That said, our very reason for being there belied the idea that the space program has ended: we saw the fiery evidence to the contrary! The launch was a reminder that right at this moment, there are active missions from the U.S. and other nations to Mercury, Venus, the Moon, Mars, the asteroid belt, comets, Jupiter, Saturn, and even Pluto and beyond. If anything, we’re living in a golden age of space exploration. It’s just that most of the missions are crewed by robots instead of astronauts. (The human program may yet bounce back, too.)
- Another new and fantastic way to keep up with space exploration is to take advantage of the amazing Eyes on the Solar System site. Cruise the solar system from your desk or even your phone. See 3D views of every orbit, every planet, every spacecraft in real time or at any point in history.
- Several members of the Curiosity flight team mentioned that while this mission relies on a robot to be our eyes and hands on another planet, it’s also paving the way for eventual astronaut footprints in the red dust.
While everybody at the event was proud to call themselves science geeks and space nerds, the fact is that more and more people are realizing that science and engineering are the way to wealth for individuals and nations. But not nearly enough people. Black Eyed Peas founder will.i.am presented an impassioned call for more and better science and math training for all kids, and for incorporating the arts in science education.
You can watch a recording of his comments.
- Curiosity lifted off for Mars atop an Atlas rocket. Our tour bus driver was an Air Force vet who remembered from first-hand experience when the Atlas was a weapon of war. They were aimed at Russian cities. Our tour guide pointed out that now, thanks to their low cost and rock-steady reliability, the main engines in Curiosity’s Atlas were of Russian make. Instead of shooting them at each other, the Americans and the Russians are now using their rockets as tall ships to explore the worlds together.
See also: Cruising to Mars – How do you steer a spacecraft at 73,000 mph to a moving target millions of miles away?
Curious About Curiosity?
- Official Mars Curiosity site
- Official Curiosity Facebook page
- Twitter feed
- Curiosity press coverage
- About NASA-sponsored Tweetups
Pictures and Videos
Why Go to Mars?

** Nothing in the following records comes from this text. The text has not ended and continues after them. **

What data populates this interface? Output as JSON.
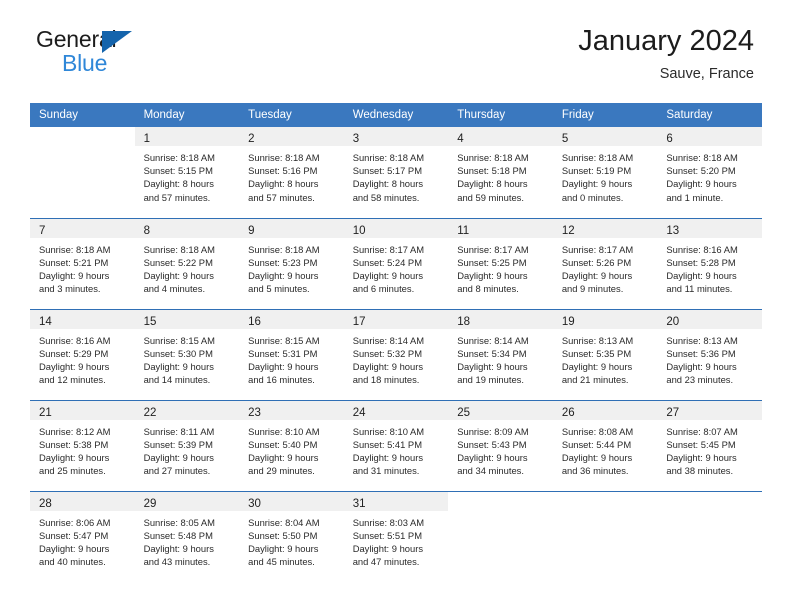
{
  "brand": {
    "line1": "General",
    "line2": "Blue",
    "triangle_icon": "triangle-logo-icon",
    "color_dark": "#1c1c1c",
    "color_blue": "#2f87d8",
    "color_triangle": "#1464ac"
  },
  "header": {
    "title": "January 2024",
    "subtitle": "Sauve, France"
  },
  "theme": {
    "header_bg": "#3a78bf",
    "header_text": "#ffffff",
    "daynum_band": "#f0f0f0",
    "row_divider": "#2f6fb5"
  },
  "calendar": {
    "weekday_headers": [
      "Sunday",
      "Monday",
      "Tuesday",
      "Wednesday",
      "Thursday",
      "Friday",
      "Saturday"
    ],
    "weeks": [
      [
        {
          "day": "",
          "sunrise": "",
          "sunset": "",
          "daylight_line1": "",
          "daylight_line2": ""
        },
        {
          "day": "1",
          "sunrise": "Sunrise: 8:18 AM",
          "sunset": "Sunset: 5:15 PM",
          "daylight_line1": "Daylight: 8 hours",
          "daylight_line2": "and 57 minutes."
        },
        {
          "day": "2",
          "sunrise": "Sunrise: 8:18 AM",
          "sunset": "Sunset: 5:16 PM",
          "daylight_line1": "Daylight: 8 hours",
          "daylight_line2": "and 57 minutes."
        },
        {
          "day": "3",
          "sunrise": "Sunrise: 8:18 AM",
          "sunset": "Sunset: 5:17 PM",
          "daylight_line1": "Daylight: 8 hours",
          "daylight_line2": "and 58 minutes."
        },
        {
          "day": "4",
          "sunrise": "Sunrise: 8:18 AM",
          "sunset": "Sunset: 5:18 PM",
          "daylight_line1": "Daylight: 8 hours",
          "daylight_line2": "and 59 minutes."
        },
        {
          "day": "5",
          "sunrise": "Sunrise: 8:18 AM",
          "sunset": "Sunset: 5:19 PM",
          "daylight_line1": "Daylight: 9 hours",
          "daylight_line2": "and 0 minutes."
        },
        {
          "day": "6",
          "sunrise": "Sunrise: 8:18 AM",
          "sunset": "Sunset: 5:20 PM",
          "daylight_line1": "Daylight: 9 hours",
          "daylight_line2": "and 1 minute."
        }
      ],
      [
        {
          "day": "7",
          "sunrise": "Sunrise: 8:18 AM",
          "sunset": "Sunset: 5:21 PM",
          "daylight_line1": "Daylight: 9 hours",
          "daylight_line2": "and 3 minutes."
        },
        {
          "day": "8",
          "sunrise": "Sunrise: 8:18 AM",
          "sunset": "Sunset: 5:22 PM",
          "daylight_line1": "Daylight: 9 hours",
          "daylight_line2": "and 4 minutes."
        },
        {
          "day": "9",
          "sunrise": "Sunrise: 8:18 AM",
          "sunset": "Sunset: 5:23 PM",
          "daylight_line1": "Daylight: 9 hours",
          "daylight_line2": "and 5 minutes."
        },
        {
          "day": "10",
          "sunrise": "Sunrise: 8:17 AM",
          "sunset": "Sunset: 5:24 PM",
          "daylight_line1": "Daylight: 9 hours",
          "daylight_line2": "and 6 minutes."
        },
        {
          "day": "11",
          "sunrise": "Sunrise: 8:17 AM",
          "sunset": "Sunset: 5:25 PM",
          "daylight_line1": "Daylight: 9 hours",
          "daylight_line2": "and 8 minutes."
        },
        {
          "day": "12",
          "sunrise": "Sunrise: 8:17 AM",
          "sunset": "Sunset: 5:26 PM",
          "daylight_line1": "Daylight: 9 hours",
          "daylight_line2": "and 9 minutes."
        },
        {
          "day": "13",
          "sunrise": "Sunrise: 8:16 AM",
          "sunset": "Sunset: 5:28 PM",
          "daylight_line1": "Daylight: 9 hours",
          "daylight_line2": "and 11 minutes."
        }
      ],
      [
        {
          "day": "14",
          "sunrise": "Sunrise: 8:16 AM",
          "sunset": "Sunset: 5:29 PM",
          "daylight_line1": "Daylight: 9 hours",
          "daylight_line2": "and 12 minutes."
        },
        {
          "day": "15",
          "sunrise": "Sunrise: 8:15 AM",
          "sunset": "Sunset: 5:30 PM",
          "daylight_line1": "Daylight: 9 hours",
          "daylight_line2": "and 14 minutes."
        },
        {
          "day": "16",
          "sunrise": "Sunrise: 8:15 AM",
          "sunset": "Sunset: 5:31 PM",
          "daylight_line1": "Daylight: 9 hours",
          "daylight_line2": "and 16 minutes."
        },
        {
          "day": "17",
          "sunrise": "Sunrise: 8:14 AM",
          "sunset": "Sunset: 5:32 PM",
          "daylight_line1": "Daylight: 9 hours",
          "daylight_line2": "and 18 minutes."
        },
        {
          "day": "18",
          "sunrise": "Sunrise: 8:14 AM",
          "sunset": "Sunset: 5:34 PM",
          "daylight_line1": "Daylight: 9 hours",
          "daylight_line2": "and 19 minutes."
        },
        {
          "day": "19",
          "sunrise": "Sunrise: 8:13 AM",
          "sunset": "Sunset: 5:35 PM",
          "daylight_line1": "Daylight: 9 hours",
          "daylight_line2": "and 21 minutes."
        },
        {
          "day": "20",
          "sunrise": "Sunrise: 8:13 AM",
          "sunset": "Sunset: 5:36 PM",
          "daylight_line1": "Daylight: 9 hours",
          "daylight_line2": "and 23 minutes."
        }
      ],
      [
        {
          "day": "21",
          "sunrise": "Sunrise: 8:12 AM",
          "sunset": "Sunset: 5:38 PM",
          "daylight_line1": "Daylight: 9 hours",
          "daylight_line2": "and 25 minutes."
        },
        {
          "day": "22",
          "sunrise": "Sunrise: 8:11 AM",
          "sunset": "Sunset: 5:39 PM",
          "daylight_line1": "Daylight: 9 hours",
          "daylight_line2": "and 27 minutes."
        },
        {
          "day": "23",
          "sunrise": "Sunrise: 8:10 AM",
          "sunset": "Sunset: 5:40 PM",
          "daylight_line1": "Daylight: 9 hours",
          "daylight_line2": "and 29 minutes."
        },
        {
          "day": "24",
          "sunrise": "Sunrise: 8:10 AM",
          "sunset": "Sunset: 5:41 PM",
          "daylight_line1": "Daylight: 9 hours",
          "daylight_line2": "and 31 minutes."
        },
        {
          "day": "25",
          "sunrise": "Sunrise: 8:09 AM",
          "sunset": "Sunset: 5:43 PM",
          "daylight_line1": "Daylight: 9 hours",
          "daylight_line2": "and 34 minutes."
        },
        {
          "day": "26",
          "sunrise": "Sunrise: 8:08 AM",
          "sunset": "Sunset: 5:44 PM",
          "daylight_line1": "Daylight: 9 hours",
          "daylight_line2": "and 36 minutes."
        },
        {
          "day": "27",
          "sunrise": "Sunrise: 8:07 AM",
          "sunset": "Sunset: 5:45 PM",
          "daylight_line1": "Daylight: 9 hours",
          "daylight_line2": "and 38 minutes."
        }
      ],
      [
        {
          "day": "28",
          "sunrise": "Sunrise: 8:06 AM",
          "sunset": "Sunset: 5:47 PM",
          "daylight_line1": "Daylight: 9 hours",
          "daylight_line2": "and 40 minutes."
        },
        {
          "day": "29",
          "sunrise": "Sunrise: 8:05 AM",
          "sunset": "Sunset: 5:48 PM",
          "daylight_line1": "Daylight: 9 hours",
          "daylight_line2": "and 43 minutes."
        },
        {
          "day": "30",
          "sunrise": "Sunrise: 8:04 AM",
          "sunset": "Sunset: 5:50 PM",
          "daylight_line1": "Daylight: 9 hours",
          "daylight_line2": "and 45 minutes."
        },
        {
          "day": "31",
          "sunrise": "Sunrise: 8:03 AM",
          "sunset": "Sunset: 5:51 PM",
          "daylight_line1": "Daylight: 9 hours",
          "daylight_line2": "and 47 minutes."
        },
        {
          "day": "",
          "sunrise": "",
          "sunset": "",
          "daylight_line1": "",
          "daylight_line2": ""
        },
        {
          "day": "",
          "sunrise": "",
          "sunset": "",
          "daylight_line1": "",
          "daylight_line2": ""
        },
        {
          "day": "",
          "sunrise": "",
          "sunset": "",
          "daylight_line1": "",
          "daylight_line2": ""
        }
      ]
    ]
  }
}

- It’s good for jobs and business now and in the future. One small example: “The work of dozens of small businesses helped make this happen…“
- There are many other reasons; here are a few